“What renown is there in that?” (The Two Towers, 2002)


Screenwriter Peter Jackson barely touched upon J.R.R. Tolkien’s character Éowyn and her desire for renown. Searching through several blog resources revealed much more information on Éowyn and her quests for glory. Information which I shall discuss in more detail when I come across the underlying story in The Lord of the Rings book series. Until then, allow me to tell you what I’ve found.

What Some Christians First Think When Someone Seeks Renown

Watching the theatrical edition of The Two Towers glosses over Éowyn’s desire for renown. Possibly because of the negative connotation associated with the word. My favorite online dictionary defines renown as fame, glory, distinction, and so forth. Everything that man’s sinful nature desires.

For that is exactly what Christians fight against in their own personal walk with Christ: The desire to make themselves great. One phrase that a New Testament writer described this desire as was Selfish Ambition. Believers need to focus on giving all glory to God, not to themselves. To do God’s will ensures God will guide our steps in life.

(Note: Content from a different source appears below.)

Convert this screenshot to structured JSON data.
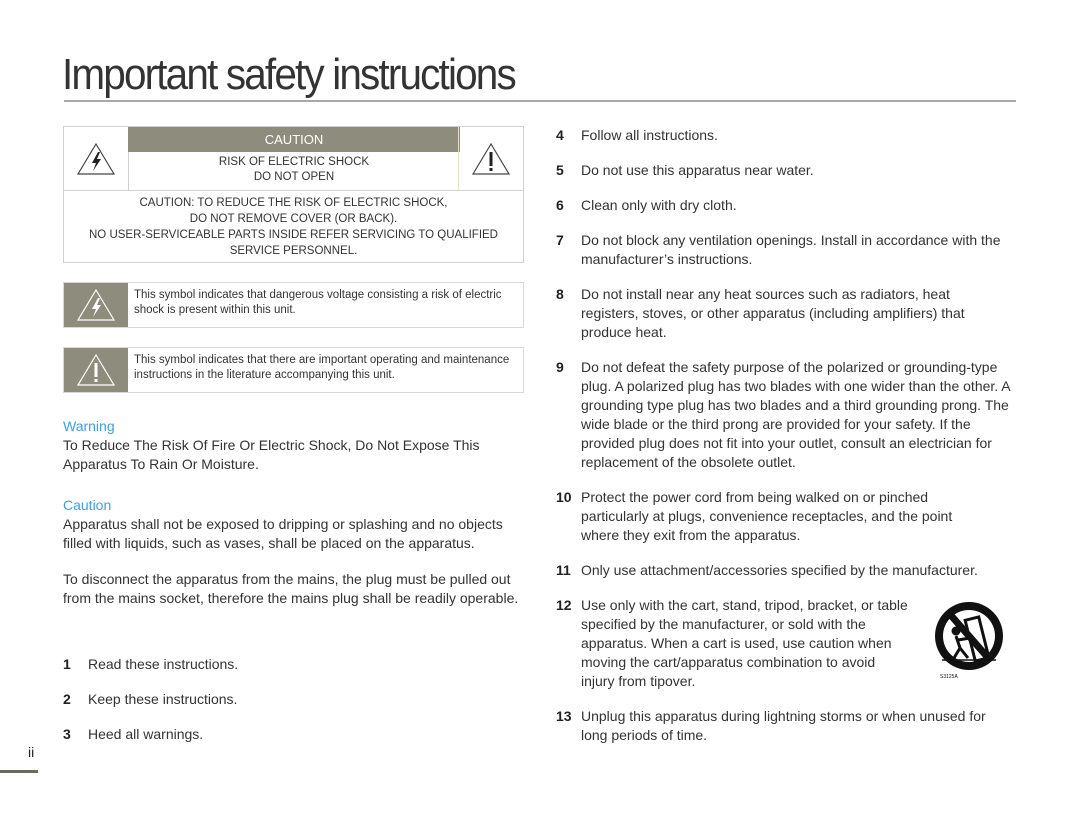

Consequently, when a Christian hears this line in the extended edition of The Two Towers (yes, I speak of myself), she balks at her own Selfish Ambition existing in a Tolkien character. Yet, there exists something more astonishing within this beloved series: Éowyn found her renown. And it was considered good.

How Shieldmaiden Éowyn Found Her Renown in Life

The theatrical cuts for The Lord of the Rings leaves out all references to Éowyn’s search for glory. All references other than those connected to Aragorn II, son of Arathorn. But according to Tolkien Gateway , and I must assume to the books which I have forgotten, Éowyn did eventually find her renown. Simply in a different form than she first imagined.

Disgusted at the mere thought of caring for Rohan’s women and children, Éowyn revealed more than was proper to Aragorn, the man whom she loved. However, he knew she would never find satisfaction in a life with him. And he told her so in Peter Jackson’s The Return of the King (2003). Though heartbroken at Aragorn’s refusal to be with her, she still pursued her need for glory.

Thus, when the time came to fight against the evil forces, Éowyn disguised herself and went out with the Rohan men to fight against Mordor. Here she nearly met her death. But, here, she also fought the Witch-king, defending King Théoden from more harm, and earning her title as Lady of the Shield-arm. Then she was at peace, which resulted in her falling in love with Faramir and becoming Lady of Ithilien.

What J.R.R. Tolkien Revealed on His Thoughts of Renown

When J.R.R. Tolkien’s father died, and his mother married a man who practiced Catholicism, J.R.R. Tolkien grew up with the Catholic faith. Therefore, he knew about man’s will to pursue Selfish Ambition. He simply didn’t condemn it. Recognizing the sinful nature as something within every man, he merely told the tale on how it can bring a person to fight when she need not fight.

Aragorn made a point in The Return of the King which resounded with me strongly: The point about how valor often exists without renown. Aragorn said this to Éowyn, telling her, gently and discreetly,  how she would regret joining in union with him. He said this mere minutes before appearing to desert Rohan’s men on the eve of battle. He couldn’t have been more right in what he saw in Rohan’s shieldmaiden. For she rejected him for his misconstrued departure.

And, now, I bid my readers good day. Asking them to conclude their own judgments on whether mankind should pursue personal renown in today’s fallen world. If J.R.R. Tolkien found a way for this human trait to coincide with the good fight, then surely my thoughts on its evil ways must be wrong. Only the Lord knows for certain.